Online Education Now Required In NY State Schools. See http://www.educationnews.org/ednews_today/158728.html.
The world of the 21st century is one in which those who hope to succeed are going to need to know how to navigate the information superhighway. In the state of New York, education officials have some ideas about how best to accomplish this. High school will become a virtual learning experience for more New York teenagers under a sweeping new state policy that promotes online instruction. The Board of Regents approved new rules easing the “seat-time” requirements that spell out how long a student must physically spend in a classroom to earn course credit.
Over time, students will become acclimated to taking online courses, and the online courses will become “acclimated” to ordinary students. We will also see a lot of hybrid courses, in which a course is taught in a combination of face-to-face and online instruction.
My guess is that, over the long run, students who learn to learn on their own via distance learning will gain an advantage over students who are more dependent on a "traditional" teacher and classroom environment.
What You Can Do
You may have heard the statement, "Computer-based distance learning is here to stay." What are your thoughts about this statement? Do you foresee a time when most students are schooled through a combination of human-taught and computer-taught courses? What can human teachers do better than computer teachers, and vice versa? If you are a teacher, what are you doing to prepare yourself to be an effective teacher when some of your current duties are shared with computers?
Suggested Readings from IAE and Other Publications
You can use Google to search all of the IAE publications. Click here to begin. Then click in the IAE Search box that is provided, insert your search terms, and click on the Search button.
Click here to search the entire collection of IAE Blog entries.
Here are some examples of publications that might interest you.
A game changer in higher education. See http://i-a-e.org/iae-blog/a-game-changer-in-higher-education.html.

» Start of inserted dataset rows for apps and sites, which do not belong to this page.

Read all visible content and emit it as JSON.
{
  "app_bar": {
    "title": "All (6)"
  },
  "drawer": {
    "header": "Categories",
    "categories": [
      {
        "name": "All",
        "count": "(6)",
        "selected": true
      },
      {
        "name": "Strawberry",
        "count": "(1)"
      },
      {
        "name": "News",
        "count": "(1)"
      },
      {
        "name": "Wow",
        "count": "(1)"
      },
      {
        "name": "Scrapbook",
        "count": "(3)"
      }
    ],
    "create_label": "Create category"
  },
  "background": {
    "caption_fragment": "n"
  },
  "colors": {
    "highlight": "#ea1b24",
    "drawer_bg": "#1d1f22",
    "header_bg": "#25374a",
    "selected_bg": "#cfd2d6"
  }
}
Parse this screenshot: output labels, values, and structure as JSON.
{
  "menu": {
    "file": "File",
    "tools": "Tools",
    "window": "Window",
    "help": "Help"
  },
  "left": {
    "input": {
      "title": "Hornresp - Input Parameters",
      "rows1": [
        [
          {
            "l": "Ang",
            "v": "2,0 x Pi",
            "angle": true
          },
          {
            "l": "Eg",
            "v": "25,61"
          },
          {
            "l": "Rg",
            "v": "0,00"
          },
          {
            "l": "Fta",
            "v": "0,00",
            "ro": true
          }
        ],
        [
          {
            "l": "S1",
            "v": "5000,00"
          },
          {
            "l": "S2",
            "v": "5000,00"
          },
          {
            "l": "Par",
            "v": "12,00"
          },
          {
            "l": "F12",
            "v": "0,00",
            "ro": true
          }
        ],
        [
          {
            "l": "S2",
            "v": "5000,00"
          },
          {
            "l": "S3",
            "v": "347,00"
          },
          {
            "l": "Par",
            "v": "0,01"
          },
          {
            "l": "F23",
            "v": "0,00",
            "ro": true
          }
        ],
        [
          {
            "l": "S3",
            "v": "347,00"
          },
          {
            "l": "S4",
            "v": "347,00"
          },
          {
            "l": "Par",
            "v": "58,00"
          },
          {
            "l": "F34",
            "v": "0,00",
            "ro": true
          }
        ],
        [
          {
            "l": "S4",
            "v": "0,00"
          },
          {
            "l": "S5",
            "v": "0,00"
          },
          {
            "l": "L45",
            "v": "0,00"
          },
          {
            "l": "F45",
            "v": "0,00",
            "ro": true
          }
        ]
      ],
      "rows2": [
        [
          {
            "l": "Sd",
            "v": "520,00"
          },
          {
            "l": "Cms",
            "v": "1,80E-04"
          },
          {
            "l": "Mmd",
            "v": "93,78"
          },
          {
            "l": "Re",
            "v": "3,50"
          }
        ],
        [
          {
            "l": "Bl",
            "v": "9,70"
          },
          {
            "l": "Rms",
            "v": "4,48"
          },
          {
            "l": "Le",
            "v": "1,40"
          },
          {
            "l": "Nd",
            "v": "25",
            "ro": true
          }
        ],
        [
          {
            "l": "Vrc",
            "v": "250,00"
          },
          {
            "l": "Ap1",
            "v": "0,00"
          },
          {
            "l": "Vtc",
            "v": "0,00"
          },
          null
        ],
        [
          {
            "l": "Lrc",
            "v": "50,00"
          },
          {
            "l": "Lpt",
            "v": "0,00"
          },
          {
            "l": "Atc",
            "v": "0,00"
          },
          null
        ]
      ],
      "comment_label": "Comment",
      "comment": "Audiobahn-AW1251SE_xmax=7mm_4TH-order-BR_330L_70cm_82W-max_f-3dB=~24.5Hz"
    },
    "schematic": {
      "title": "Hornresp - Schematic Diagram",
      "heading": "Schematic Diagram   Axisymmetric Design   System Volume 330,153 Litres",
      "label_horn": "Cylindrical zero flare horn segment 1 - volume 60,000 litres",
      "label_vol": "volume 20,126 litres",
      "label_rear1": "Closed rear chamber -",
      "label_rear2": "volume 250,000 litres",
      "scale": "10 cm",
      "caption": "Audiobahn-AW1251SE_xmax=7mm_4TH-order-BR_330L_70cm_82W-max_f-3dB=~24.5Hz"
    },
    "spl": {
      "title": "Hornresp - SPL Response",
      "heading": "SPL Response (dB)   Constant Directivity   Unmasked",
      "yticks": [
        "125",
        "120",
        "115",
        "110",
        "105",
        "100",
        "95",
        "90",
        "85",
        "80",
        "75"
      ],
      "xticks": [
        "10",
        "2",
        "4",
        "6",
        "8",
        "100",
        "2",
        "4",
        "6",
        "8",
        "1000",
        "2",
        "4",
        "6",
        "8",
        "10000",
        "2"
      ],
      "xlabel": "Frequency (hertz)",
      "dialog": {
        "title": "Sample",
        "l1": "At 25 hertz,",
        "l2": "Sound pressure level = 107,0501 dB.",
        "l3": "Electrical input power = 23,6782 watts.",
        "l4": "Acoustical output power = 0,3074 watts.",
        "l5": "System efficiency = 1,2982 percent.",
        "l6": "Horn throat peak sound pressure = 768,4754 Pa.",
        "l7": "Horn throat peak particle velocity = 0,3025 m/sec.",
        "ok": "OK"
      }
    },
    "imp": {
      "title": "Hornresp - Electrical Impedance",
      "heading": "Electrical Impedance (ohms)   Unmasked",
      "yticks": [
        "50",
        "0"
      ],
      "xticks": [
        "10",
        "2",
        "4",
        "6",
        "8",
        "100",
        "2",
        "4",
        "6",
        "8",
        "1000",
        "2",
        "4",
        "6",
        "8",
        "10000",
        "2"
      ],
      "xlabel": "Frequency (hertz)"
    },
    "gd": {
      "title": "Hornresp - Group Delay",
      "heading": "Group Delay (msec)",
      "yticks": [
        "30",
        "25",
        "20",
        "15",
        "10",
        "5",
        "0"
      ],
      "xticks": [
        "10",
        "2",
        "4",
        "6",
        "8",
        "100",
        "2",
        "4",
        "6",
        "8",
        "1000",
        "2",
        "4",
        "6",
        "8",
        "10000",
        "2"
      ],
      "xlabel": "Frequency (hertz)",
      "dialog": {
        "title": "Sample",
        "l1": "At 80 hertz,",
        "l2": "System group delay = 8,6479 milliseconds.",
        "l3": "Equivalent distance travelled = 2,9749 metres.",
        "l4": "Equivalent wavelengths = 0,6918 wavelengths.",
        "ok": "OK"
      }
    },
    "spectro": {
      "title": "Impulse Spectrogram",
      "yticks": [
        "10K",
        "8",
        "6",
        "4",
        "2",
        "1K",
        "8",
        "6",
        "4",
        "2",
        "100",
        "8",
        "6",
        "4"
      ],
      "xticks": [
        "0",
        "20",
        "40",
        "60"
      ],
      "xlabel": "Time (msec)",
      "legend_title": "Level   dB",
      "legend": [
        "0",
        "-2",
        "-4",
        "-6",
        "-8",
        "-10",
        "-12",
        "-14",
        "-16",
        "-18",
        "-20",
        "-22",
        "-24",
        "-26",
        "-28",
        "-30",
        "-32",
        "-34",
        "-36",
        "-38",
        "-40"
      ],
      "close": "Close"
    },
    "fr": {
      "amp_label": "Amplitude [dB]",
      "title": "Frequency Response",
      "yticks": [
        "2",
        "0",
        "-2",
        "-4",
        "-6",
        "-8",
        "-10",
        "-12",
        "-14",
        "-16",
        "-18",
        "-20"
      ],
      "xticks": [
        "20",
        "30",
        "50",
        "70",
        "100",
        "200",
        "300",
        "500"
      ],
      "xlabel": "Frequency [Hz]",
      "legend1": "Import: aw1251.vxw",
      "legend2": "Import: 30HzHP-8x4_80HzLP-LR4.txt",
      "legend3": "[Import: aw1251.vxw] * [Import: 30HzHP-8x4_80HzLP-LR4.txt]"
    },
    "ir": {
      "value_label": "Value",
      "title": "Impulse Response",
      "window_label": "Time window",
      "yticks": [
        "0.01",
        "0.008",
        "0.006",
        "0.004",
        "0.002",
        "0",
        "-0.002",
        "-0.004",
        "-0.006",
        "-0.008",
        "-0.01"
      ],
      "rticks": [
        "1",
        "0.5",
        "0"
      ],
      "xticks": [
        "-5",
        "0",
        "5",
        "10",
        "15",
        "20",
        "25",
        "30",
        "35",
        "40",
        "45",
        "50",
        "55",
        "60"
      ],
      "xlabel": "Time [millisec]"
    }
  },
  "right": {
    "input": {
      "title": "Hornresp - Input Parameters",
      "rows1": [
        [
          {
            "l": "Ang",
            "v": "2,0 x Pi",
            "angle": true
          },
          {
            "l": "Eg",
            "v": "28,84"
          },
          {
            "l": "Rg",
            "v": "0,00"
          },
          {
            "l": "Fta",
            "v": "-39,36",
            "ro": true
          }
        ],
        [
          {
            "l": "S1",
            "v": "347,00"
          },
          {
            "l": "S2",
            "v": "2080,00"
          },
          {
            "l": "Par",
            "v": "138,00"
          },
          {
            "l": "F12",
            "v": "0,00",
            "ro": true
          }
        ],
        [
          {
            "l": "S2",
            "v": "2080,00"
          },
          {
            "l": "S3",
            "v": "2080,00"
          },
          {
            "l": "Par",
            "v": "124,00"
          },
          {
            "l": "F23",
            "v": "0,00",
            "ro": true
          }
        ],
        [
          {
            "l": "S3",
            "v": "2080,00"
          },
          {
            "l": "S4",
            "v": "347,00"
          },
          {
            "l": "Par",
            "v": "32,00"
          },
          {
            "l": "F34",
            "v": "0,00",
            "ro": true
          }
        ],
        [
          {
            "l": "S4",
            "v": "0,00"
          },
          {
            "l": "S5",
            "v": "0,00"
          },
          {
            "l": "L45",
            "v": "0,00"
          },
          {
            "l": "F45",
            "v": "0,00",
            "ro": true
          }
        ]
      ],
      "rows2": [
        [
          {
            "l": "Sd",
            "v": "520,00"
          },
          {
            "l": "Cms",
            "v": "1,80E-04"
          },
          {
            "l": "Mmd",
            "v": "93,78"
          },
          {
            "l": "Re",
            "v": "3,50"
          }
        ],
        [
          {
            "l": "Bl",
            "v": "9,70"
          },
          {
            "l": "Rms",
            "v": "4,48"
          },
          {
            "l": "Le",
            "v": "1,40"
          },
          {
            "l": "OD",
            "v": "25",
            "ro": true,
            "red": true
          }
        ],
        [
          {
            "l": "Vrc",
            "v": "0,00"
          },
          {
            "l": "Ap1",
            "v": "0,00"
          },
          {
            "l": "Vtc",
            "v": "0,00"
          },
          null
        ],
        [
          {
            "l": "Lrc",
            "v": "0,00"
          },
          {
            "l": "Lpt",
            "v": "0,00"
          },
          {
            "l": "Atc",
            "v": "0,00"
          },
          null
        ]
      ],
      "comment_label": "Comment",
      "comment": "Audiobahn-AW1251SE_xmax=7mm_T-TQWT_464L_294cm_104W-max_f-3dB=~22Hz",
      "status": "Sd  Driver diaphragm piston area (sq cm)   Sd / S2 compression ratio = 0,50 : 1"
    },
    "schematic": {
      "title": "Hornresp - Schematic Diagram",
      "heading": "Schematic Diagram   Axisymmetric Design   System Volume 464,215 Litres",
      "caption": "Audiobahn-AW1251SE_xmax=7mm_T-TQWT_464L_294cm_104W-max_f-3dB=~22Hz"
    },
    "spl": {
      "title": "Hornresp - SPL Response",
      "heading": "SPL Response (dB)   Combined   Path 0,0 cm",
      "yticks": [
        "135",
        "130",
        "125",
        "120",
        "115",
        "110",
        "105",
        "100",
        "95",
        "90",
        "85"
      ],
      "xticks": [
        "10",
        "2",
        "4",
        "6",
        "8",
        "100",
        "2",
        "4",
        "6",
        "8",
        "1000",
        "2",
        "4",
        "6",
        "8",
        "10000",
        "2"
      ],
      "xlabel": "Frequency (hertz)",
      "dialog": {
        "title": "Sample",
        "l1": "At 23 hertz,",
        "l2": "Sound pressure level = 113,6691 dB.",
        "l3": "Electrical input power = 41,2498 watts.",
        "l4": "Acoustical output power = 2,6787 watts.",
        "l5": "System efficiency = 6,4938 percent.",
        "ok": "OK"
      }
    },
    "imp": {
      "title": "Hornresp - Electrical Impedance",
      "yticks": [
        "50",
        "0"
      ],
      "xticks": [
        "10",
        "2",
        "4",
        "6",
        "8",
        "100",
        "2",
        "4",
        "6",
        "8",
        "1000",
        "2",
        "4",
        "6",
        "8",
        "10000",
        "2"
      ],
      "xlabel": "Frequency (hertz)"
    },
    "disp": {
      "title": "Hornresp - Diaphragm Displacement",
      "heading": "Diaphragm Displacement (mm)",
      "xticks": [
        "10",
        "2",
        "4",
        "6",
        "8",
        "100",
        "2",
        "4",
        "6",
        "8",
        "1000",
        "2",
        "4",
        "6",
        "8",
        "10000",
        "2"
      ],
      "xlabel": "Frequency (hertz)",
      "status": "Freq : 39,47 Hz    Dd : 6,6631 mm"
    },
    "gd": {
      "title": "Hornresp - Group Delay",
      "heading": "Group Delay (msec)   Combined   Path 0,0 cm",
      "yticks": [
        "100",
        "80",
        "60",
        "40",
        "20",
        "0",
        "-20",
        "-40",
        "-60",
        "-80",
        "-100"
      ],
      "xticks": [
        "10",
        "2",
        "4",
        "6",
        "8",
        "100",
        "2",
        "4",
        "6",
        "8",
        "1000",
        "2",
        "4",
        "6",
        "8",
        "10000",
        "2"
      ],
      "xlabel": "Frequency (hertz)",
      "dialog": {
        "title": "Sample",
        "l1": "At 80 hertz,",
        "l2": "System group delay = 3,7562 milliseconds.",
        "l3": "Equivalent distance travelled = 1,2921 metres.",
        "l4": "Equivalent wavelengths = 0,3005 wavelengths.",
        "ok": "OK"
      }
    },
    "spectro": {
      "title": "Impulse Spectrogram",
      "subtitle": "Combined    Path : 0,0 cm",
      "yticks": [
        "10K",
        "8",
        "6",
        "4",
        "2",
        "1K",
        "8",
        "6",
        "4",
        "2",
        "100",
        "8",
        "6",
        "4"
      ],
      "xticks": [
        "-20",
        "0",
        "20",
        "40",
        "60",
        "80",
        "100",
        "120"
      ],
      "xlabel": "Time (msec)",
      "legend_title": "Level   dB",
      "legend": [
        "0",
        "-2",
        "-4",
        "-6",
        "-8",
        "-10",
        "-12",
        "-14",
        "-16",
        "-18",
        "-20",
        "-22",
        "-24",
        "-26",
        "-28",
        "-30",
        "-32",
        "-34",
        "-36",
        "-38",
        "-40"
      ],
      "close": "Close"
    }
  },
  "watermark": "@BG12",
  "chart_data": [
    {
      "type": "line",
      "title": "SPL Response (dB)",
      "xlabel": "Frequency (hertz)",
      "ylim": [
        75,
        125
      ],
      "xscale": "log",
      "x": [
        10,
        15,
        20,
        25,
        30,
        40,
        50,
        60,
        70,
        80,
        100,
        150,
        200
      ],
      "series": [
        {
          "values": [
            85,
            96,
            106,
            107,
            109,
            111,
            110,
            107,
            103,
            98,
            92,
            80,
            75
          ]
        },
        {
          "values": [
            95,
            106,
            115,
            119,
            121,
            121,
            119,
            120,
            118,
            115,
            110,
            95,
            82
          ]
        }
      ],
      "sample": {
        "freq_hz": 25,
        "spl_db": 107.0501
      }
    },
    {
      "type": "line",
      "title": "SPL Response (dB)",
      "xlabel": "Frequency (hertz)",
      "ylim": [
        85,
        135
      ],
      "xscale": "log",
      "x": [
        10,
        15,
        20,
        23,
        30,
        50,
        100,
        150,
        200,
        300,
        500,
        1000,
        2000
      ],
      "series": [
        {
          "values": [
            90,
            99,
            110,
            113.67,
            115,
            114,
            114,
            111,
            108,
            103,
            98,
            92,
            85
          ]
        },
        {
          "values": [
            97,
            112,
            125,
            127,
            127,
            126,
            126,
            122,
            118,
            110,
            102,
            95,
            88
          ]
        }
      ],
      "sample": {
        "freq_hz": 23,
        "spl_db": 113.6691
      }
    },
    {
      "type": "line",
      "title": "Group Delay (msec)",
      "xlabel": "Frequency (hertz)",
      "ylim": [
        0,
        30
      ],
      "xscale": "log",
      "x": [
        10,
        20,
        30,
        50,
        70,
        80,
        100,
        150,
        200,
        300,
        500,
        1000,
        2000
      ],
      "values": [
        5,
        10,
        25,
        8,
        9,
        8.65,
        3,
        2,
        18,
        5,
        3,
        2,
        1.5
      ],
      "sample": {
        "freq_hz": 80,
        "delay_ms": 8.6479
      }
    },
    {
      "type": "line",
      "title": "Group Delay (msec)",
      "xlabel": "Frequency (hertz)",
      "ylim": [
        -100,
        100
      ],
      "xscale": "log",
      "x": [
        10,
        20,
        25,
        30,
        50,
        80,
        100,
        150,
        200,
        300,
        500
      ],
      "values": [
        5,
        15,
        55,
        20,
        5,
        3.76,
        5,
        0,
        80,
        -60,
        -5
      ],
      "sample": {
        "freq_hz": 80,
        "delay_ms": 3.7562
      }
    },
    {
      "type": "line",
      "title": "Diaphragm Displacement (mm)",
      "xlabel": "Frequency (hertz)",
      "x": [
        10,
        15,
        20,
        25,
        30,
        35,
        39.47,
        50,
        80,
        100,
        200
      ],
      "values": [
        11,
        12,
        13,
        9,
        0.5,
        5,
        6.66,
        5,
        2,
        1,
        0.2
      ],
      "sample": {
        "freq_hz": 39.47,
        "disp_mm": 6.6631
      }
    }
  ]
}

A major turning point in education. See http://i-a-e.org/iae-blog/a-major-turning-point-in-education.html.
Children will learn to do what they want to do. See http://i-a-e.org/iae-blog/children-will-learn-to-do-what-they-want-to-do.html.
Expanding the science and technology learning experiences of children. See http://i-a-e.org/iae-blog/expanding-the-science-and-technology-learning-experiences-of-children.html.
Home and school environments—and games‚in math education for kids. See http://i-a-e.org/iae-blog/home-and-school-environmentand-gamesin-the-math-educati0n-of-kids.html.
School learning and game playing. See http://i-a-e.org/iae-blog/school-learning-and-game-playing-.html.
Stanford University is offering a free online Artificial Intelligence course. See http://i-a-e.org/iae-blog/stanford-university-is-offering-a-free-artificial-intelligence-course.html.
Video game research results applicable in education. See http://i-a-e.org/iae-blog/video-game-research-results-applicable-in-education.html.
Written by davem, September 17, 2011.
We are all naturally born learners, and we all continue to learn throughout our lifetimes. However, we have developed an educational system that tends to make learners highly dependent on the "system" and on human teachers. In the process we have lost the idea that people are quite able to learn to take responsibility for their own learning and the full range of aids that are available. It pleases me to see the progress that is occurring in moving in that direction.